The first thing I noticed is what appears to be a high freeboard. This boat is going to have some windage. As soon as they get one in the water
, they should publish a photo
- it may look better than the drawings. I'm also not wild about the solid foredeck. They did step the hulls out above the waterline to give some reserve buoyancy.
The center cockpit
, aft cabin
design is similar to our PDQ32 and we find it works well on this size cat. The decision to go galley
up on a small cat is interesting but it looks like they may have made it work. That's not easy with only a 16 foot beam. (not trying to start a galley
Although they have published several pages of specs, there is no displacement
number or mention of sail area that I could find. Also, since the biggest problem with cruising in smaller cats is payload, they really need to provide an estimate of the largest safe payload. Difficult to do do but important.
Those two large ports
in the aft cabins might not be the greatest if the boat takes a large stern wave. Easy enough to swap out for smaller ports
and still have enough ventilation/visibility. The cockpit
should be quite secure.
The self tacking jib
on a track is the same as our PDQ
and we love it. I'm less thrilled with a bridle
for mainsheet control. I would have a hard time giving up our long traveler for mainsail
trimming. It's one of the great benefits of a cats beam.

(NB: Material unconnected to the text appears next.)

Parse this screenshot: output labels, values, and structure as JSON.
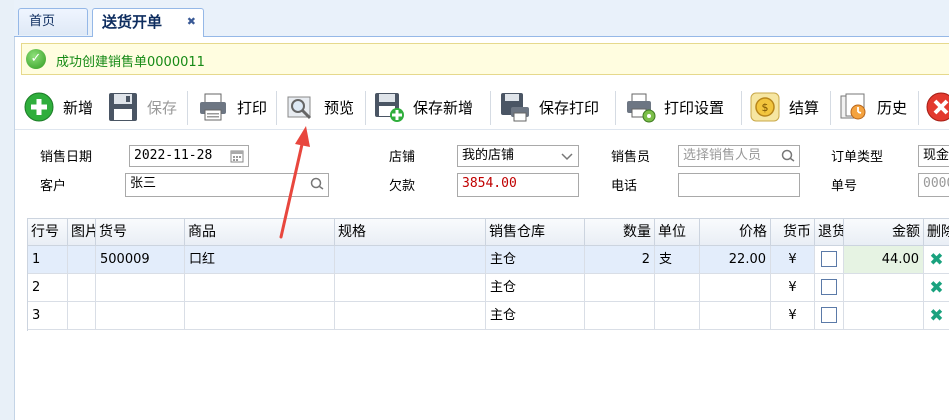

I can see why they did it, just don't care for it.
I must agree with Therapy that the centralized line station is really cool. Short, low friction runs, easy access. Single
handing this boat should be a snap.
Interesting boat. Look forward to photos of the finished product.